Volleyball victories belong to the Vikings girls
For La Jolla High School, the girls
volleyball season couldn’t have gotten off to a better start. Fueled by a three-game sweep of city rival The Bishop’s School on Sept. 13, the Vikings opened the 2005 campaign by going 3-0 in the season’s first week.
The match against Bishop’s, which came in its season opener, couldn’t have better captured the two teams’ neighborhood rivalry, despite the quick nature with which La Jolla dispatched its opponent. The Vikings won the first game, 25-10, but then had to negotiate two nail-biters in wins of 27-25 and 26-24 to close it out.
Had a few points gone the other way in Game 2 and Game 3, the Vikings and Knights could easily have been playing a full five-game match.
“We were able to pull this one out in three games, but this season, there are so many teams in San Diego that are very, very equal,” La Jolla Coach Dave Jones said. “On any given day, three or four different teams could be on top. It will be interesting where we start and where we end up. It might be a situation where everybody kind of beats up on each other all the way down to the wire.”
The Vikings put the Bishop’s match away by rallying in Game 3 from deficits of 8-3 and 21-14. After Bishop’s surged to that 21-14 lead as Torie Hadeler held serve for six straight points, the Knights wouldn’t score consecutive points the rest of the day.
An Alex Kearney kill and two unforced errors by the Knights got the Vikings within a point at 23-22, and after the Knights’ Rachel Cocalis registered a kill that put her team one point away from sending it to a Game 4, the Vikings rattled off four straight points on Jennifer Keane’s serve to close it out.
“I wasn’t surprised to have some close games here. I was happy we were able to get through it in three,” Jones said. “It came very close to going four, so that comeback was huge. It was kind of a confidence builder for us to be able to do that.”
In Game 2, La Jolla built a large early lead, but allowed Bishop’s back into it and had to battle down the stretch. The Vikings led, 12-6 and 15-9, before the Knights stormed back to tie the game at 15 and eventually take a 19-17 lead. After that point, La Jolla never led until it snuck ahead at 24-23 on a Kearney kill.
Bishop’s took a 25-24 lead with kills from Jenna Diggs and Cocalis, but the Vikings rallied for three straight points to win. The first two came on unforced errors by Bishop’s, and Lily Durwood finished the game out with an ace.
Game 1 belonged to La Jolla from the start. The Vikings built leads of 7-2, 11-7 and 15-9 before rattling off eight unanswered points on the serve of Durwood to get within closing distance.

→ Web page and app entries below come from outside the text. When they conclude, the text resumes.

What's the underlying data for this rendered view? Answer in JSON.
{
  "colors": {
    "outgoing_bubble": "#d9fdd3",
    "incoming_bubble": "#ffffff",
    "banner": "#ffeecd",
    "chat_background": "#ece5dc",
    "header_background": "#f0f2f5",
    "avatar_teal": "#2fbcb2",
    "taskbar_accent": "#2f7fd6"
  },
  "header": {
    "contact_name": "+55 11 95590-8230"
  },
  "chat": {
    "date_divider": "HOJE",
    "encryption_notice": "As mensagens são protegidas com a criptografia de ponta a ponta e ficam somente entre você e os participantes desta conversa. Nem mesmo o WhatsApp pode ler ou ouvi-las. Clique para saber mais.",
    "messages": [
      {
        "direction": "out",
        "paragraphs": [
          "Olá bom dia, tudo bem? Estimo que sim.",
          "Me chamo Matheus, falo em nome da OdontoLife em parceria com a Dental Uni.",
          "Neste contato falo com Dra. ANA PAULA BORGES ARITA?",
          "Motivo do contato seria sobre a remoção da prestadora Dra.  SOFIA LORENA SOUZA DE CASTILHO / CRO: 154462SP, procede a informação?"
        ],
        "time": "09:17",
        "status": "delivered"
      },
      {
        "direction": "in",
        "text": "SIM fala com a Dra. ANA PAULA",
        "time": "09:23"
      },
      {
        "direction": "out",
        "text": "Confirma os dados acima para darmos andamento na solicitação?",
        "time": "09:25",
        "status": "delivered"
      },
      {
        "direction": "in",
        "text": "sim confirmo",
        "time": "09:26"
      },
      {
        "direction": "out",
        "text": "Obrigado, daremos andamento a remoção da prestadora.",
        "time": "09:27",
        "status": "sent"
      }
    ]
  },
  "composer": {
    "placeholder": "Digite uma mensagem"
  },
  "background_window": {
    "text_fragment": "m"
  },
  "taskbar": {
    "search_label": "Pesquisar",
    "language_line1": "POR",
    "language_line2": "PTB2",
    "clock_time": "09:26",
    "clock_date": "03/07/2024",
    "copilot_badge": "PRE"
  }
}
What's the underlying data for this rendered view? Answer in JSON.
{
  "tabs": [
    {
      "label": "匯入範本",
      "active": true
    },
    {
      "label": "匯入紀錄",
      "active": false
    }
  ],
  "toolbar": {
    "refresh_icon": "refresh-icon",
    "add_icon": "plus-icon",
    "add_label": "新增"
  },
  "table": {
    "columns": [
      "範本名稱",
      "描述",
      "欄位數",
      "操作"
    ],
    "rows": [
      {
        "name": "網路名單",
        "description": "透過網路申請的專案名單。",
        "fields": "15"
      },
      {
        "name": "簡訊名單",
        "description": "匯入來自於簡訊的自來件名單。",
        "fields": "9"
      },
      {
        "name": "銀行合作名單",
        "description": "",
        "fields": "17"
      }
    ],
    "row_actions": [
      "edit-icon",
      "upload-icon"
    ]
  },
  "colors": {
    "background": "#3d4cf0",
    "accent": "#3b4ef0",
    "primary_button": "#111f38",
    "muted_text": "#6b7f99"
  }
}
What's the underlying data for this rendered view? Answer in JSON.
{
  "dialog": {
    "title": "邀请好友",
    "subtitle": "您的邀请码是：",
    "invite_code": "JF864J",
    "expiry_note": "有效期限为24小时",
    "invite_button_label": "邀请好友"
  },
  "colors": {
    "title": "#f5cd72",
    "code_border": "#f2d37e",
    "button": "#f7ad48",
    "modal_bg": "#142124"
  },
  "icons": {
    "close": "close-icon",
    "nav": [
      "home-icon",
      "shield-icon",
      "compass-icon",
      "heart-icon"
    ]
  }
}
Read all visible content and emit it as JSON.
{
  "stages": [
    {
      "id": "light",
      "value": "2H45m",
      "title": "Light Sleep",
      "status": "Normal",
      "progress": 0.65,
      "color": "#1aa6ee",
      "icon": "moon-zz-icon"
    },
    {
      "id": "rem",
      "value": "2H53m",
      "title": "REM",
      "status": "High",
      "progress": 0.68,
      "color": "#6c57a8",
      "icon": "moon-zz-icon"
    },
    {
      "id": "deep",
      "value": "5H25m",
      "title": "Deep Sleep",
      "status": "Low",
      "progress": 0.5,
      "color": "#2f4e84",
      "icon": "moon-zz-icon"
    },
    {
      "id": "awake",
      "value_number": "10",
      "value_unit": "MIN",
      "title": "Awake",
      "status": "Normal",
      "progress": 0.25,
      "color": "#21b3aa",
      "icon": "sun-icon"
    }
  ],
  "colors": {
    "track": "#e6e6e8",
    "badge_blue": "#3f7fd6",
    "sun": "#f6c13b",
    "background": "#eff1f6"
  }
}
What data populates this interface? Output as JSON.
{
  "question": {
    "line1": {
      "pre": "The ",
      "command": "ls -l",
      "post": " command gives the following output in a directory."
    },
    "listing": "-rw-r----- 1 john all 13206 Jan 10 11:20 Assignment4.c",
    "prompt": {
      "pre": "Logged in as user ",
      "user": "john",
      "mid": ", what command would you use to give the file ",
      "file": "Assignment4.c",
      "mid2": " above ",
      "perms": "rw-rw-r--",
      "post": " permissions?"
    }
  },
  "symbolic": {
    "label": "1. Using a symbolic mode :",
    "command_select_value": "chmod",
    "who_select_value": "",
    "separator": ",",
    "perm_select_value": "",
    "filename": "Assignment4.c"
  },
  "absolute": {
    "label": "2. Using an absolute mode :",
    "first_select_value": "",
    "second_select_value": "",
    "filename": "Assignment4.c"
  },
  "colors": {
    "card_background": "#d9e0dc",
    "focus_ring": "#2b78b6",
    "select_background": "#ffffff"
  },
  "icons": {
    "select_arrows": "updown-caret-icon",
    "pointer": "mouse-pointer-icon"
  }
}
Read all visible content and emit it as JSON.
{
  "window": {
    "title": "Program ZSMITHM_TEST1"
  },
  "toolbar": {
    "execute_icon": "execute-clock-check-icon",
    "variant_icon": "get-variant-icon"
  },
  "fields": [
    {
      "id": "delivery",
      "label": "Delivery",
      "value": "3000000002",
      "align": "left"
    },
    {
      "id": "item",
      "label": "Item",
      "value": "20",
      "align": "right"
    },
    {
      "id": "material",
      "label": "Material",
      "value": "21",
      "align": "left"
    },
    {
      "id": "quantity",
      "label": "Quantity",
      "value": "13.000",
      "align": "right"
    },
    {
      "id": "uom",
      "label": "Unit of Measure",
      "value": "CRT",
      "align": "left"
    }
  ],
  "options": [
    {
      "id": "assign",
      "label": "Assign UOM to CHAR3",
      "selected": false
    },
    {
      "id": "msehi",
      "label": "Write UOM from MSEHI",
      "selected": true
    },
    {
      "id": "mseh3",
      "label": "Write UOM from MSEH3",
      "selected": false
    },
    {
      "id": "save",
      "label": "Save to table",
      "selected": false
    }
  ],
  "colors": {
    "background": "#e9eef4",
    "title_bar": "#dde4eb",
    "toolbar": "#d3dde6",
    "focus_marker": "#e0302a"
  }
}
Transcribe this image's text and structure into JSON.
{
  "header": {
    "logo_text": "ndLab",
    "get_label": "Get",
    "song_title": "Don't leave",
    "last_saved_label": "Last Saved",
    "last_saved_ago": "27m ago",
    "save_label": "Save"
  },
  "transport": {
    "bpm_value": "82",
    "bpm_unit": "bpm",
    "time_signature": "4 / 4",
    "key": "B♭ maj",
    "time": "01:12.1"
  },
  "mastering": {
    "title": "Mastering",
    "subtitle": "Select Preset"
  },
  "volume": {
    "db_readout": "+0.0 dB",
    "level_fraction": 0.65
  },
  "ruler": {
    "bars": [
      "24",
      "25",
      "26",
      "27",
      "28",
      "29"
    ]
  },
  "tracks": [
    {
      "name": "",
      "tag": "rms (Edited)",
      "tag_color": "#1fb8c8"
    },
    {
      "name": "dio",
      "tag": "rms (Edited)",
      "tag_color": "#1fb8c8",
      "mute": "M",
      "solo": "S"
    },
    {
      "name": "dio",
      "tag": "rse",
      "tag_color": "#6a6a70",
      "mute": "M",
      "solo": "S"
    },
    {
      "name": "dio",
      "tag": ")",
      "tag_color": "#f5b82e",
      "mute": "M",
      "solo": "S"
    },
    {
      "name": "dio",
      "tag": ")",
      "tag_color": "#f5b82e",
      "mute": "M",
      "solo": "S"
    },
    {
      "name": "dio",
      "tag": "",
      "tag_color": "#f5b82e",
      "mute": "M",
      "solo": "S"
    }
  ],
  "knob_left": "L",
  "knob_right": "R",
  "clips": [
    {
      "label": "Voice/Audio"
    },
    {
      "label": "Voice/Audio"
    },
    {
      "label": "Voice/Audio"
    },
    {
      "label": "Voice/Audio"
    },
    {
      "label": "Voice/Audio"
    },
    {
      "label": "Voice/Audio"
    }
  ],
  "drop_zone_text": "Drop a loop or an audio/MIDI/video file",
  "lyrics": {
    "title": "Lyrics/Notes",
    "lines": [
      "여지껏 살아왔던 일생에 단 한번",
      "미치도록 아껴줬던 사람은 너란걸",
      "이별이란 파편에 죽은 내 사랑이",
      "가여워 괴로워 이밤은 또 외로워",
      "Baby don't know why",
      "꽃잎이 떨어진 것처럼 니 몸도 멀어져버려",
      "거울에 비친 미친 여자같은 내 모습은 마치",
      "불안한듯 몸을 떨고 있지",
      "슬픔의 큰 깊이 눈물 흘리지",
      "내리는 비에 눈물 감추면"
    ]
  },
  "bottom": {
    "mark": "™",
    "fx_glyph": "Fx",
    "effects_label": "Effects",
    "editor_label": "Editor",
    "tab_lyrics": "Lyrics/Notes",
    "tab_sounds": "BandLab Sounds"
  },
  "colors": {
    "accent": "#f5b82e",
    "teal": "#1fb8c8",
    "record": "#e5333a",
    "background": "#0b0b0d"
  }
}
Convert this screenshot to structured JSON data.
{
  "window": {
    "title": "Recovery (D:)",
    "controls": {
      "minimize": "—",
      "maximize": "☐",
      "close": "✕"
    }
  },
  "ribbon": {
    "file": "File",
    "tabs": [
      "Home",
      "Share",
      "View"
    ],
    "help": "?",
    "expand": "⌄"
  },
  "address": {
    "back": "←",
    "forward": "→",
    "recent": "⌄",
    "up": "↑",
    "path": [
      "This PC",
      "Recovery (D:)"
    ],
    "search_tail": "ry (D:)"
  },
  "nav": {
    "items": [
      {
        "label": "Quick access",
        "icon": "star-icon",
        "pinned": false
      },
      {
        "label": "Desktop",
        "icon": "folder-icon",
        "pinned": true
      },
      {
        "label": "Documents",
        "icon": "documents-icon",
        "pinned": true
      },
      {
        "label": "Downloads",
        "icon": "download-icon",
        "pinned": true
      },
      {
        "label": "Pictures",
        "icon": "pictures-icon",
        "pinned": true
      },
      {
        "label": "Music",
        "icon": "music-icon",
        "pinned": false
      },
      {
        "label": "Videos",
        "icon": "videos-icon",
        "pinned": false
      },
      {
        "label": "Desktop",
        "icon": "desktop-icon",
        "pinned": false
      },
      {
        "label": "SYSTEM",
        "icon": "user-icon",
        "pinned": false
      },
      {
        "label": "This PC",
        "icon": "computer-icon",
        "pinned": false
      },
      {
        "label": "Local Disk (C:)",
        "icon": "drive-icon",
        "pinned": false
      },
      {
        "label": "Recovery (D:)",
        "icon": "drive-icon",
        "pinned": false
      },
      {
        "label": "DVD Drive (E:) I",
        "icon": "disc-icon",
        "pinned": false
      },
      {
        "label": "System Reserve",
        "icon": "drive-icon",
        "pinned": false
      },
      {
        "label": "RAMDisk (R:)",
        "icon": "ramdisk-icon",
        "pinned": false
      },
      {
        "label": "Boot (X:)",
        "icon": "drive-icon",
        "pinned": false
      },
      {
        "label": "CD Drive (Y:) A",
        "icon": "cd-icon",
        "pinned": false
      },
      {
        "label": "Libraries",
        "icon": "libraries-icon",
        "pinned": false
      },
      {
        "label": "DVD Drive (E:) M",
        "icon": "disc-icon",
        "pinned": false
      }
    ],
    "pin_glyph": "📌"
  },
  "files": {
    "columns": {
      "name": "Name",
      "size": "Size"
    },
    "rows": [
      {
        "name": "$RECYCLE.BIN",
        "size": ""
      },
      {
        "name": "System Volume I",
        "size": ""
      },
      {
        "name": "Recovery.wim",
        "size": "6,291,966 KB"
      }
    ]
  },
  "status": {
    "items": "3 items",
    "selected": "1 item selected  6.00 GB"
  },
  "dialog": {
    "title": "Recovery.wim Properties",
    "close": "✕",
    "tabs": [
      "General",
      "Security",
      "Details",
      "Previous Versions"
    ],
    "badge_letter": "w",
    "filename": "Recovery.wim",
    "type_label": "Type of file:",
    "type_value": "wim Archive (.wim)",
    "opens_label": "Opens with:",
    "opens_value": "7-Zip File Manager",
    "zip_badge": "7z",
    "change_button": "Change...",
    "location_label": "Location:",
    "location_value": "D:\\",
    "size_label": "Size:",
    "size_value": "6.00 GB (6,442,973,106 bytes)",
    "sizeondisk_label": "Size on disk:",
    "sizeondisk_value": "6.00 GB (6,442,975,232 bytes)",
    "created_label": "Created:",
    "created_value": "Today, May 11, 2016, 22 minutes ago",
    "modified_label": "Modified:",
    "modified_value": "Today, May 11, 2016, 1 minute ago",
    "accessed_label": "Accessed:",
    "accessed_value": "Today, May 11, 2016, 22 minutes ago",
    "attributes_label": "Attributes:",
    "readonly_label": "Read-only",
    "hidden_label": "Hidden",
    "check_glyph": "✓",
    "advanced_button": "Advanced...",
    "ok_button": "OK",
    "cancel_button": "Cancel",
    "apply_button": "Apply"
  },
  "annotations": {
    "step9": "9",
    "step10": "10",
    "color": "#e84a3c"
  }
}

“They have a really great team, and I think maybe they were just a little bit off today,” La Jolla Coach Jones said of Bishop’s, which had started the season 6-0 and had won the San Diego Classic tournament the weekend before.
Bishop’s Coach Tod Mattox was not disappointed with being swept because two of the three games were competitive, and said the loss served as a stepping stone for his team.
“They played very well, and they got off to a good start,” Mattox said. “We didn’t play well in the first game, so that got them going. We had game points in both Games 2 and 3. We didn’t do a good job closing out games, and there are a bunch of small reasons for that. We need to get back in the gym. We’ll be all right.”
Mattox said La Jolla played the big points very well. “A 3-0 score looks like a blowout, but it very easily could have been 2-1 us after three games. With the exception of Game 1, I thought we competed hard.”
The Knights were led offensively by Cocalis, who contributed nine kills, and Hadeler, who had six.
For La Jolla, Cameron Smith had 11 kills, and Kearney added nine. Durwood pitched in with 20 assists, and Avalon Preisondorfer had five blocks.
Both coaches said the opportunity to play against a school just around the corner in the season’s first week made for an eventful start to the year.
“We know a lot of their kids and their families, so it’s fun,” Mattox said.
Added Jones: “The parents usually get into it. A lot of these parents and kids have known each other for a long time.”